The Internet caused me about 3000 calories this weekend. And by "caused," of course I mean "caused me to consume." Here I am, trying to lose weight, working out at the gym just about every day, and what do I do?
Well, I was all by myself Friday night, which was very typical, and I was craving fudge, which was not very typical. Unfortunately, I had, for the first time in my life, all the ingredients for fudge in my pantry. My parents unloaded all the extra Christmas groceries on me. I would love to blame them for over-spending and buying way too many groceries, but the sad fact is that I helped to make the grocery list and I helped to buy the groceries, adding impulse foods to the grocery cart. My parents had offered half the groceries to Brother 2 who politely declined, saying that if he needed anything he'd simply run over to my house and get it.
On about my tenth trip bringing groceries to the car, my father commented that I was blessed to have such a good brother. I only assumed that he was talking about the fact that Brother 2 was generous enough to let me have all the food. To me, my brother's motives were transparent: he didn't want to accept the leftover groceries because he didn't want any of the work required in accepting them (loading and unloading the car, rearranging the entire kitchen to fit in massive amounts of new, fatty foods) and he didn't want any of the accompanying calories. ("Fifteen pounds of mixed nuts? No thanks---send them over to Cicada's.") He also didn't want the responsibility of consuming all the spoilable food before it spoiled, so the family-sized bag of carrot sticks was unloaded on me (and I don't even like carrot sticks!). With it came heads of lettuce, bags of celery, cartons of eggs, bags of sauerkraut (I find that those who like sauerkraut really like it, but those who don't just stay away from it), bags of lunch meats, loaves of bread, two dozen oranges, three grapefruits, and a single $25 truffle.
I was about to expose my brother for the fraud that he was but before contesting my father's statement that I have such a good brother, I remembered that as far as brothers go, you can't ask for anything better than Brother 2 (or any of my other brothers). So I acknowledged the truth of my father's statement and went on packing up the car. An hour later, I tried to remember how good to me Brother 2 is again, as I unloaded the car at my house, all alone. Three hours after that, when all the new food finally found its place in my kitchen cupboards and pantry, I still was trying to focus on how good a brother Brother 2 is to me.
At home, it was my obligation to use the food before it rotted. Of course, things like chocolate chips (several bags), sugar (ten pounds), flour (five pounds), shortening (three pounds), butter (three pounds), pecans (two bags), Jell-O mixes (four boxes), maraschino cherries (one jar), jam (two jars), salad dressings (three bottles), and nuclear-fall-out-sized bags of potato chips (one and a half) didn't need to be attended to immediately.
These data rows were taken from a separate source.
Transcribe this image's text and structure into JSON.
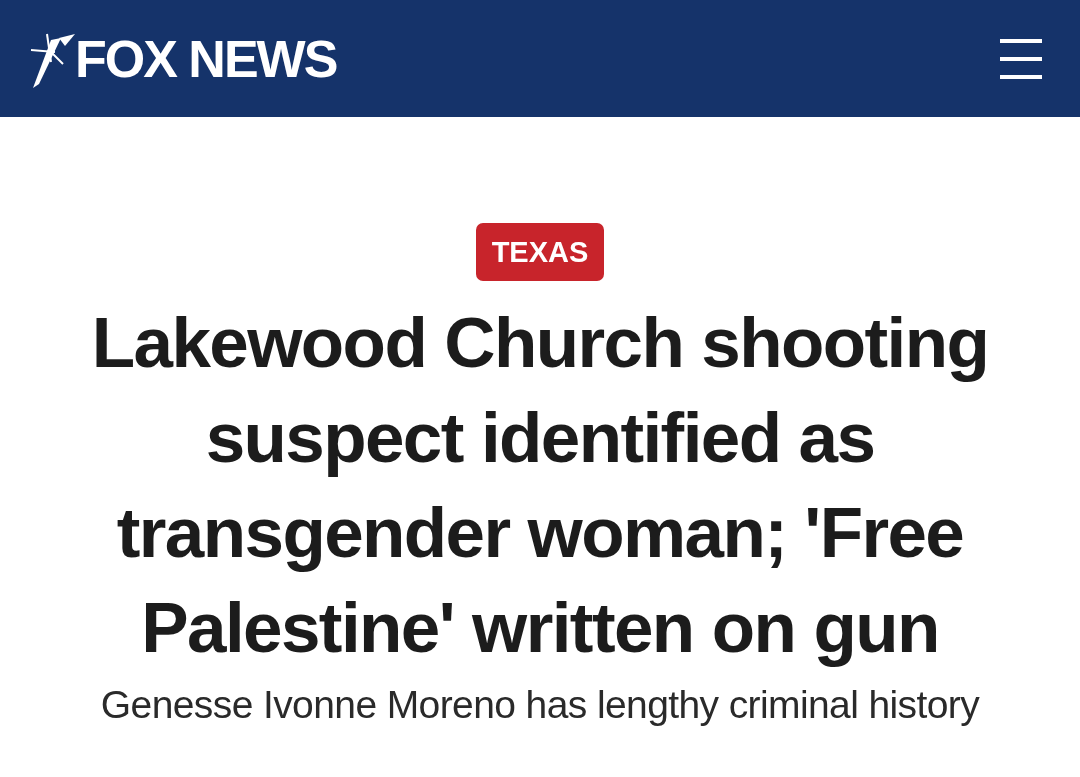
{
  "header": {
    "logo": "FOX NEWS"
  },
  "article": {
    "category": "TEXAS",
    "headline": "Lakewood Church shooting suspect identified as transgender woman; 'Free Palestine' written on gun",
    "subheadline": "Genesse Ivonne Moreno has lengthy criminal history"
  }
}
I needed to concentrate on the perishables. So it was that I used the internet to help me find a low-calorie solution for the carrots. I was able to find a recipe that needed exactly three pounds of carrots. I made a carrot-dill soup and now, three days later, our house still smells of dill and my fingers are turning orange.
Celery soup is next. And I'd better eat some sort of meal involving truffles later this week, too.
But going back to the second paragraph of this post, so it was that I was sitting by myself on a Friday night, all alone, and craving fudge. And for the first time in my life, I had all the ingredients for fudge in my house (I wisely do not buy ingredients for fatty foods so that I'm never able to cave to my cravings). Fortunately, this craving only kicked in at about 10:00 on Friday night, and although I had the ingredients for fudge, I didn't have the recipe. I couldn't call my mother because it was midnight on the East Coast. I congratulated myself on being unable to make and therefore eat fudge. Unfortunately, I realized about five minutes later that the recipe is a Kraft recipe and therefore was probably easily findable on the internet.
And so it was that I made the fudge and consumed almost half of it in two days. Now, ever thankful for a fast Sunday, I'm skipping calories this morning and I'm bringing the rest of the fudge to our ward break the fast in two hours. Maybe they'll have some use for mixed nuts?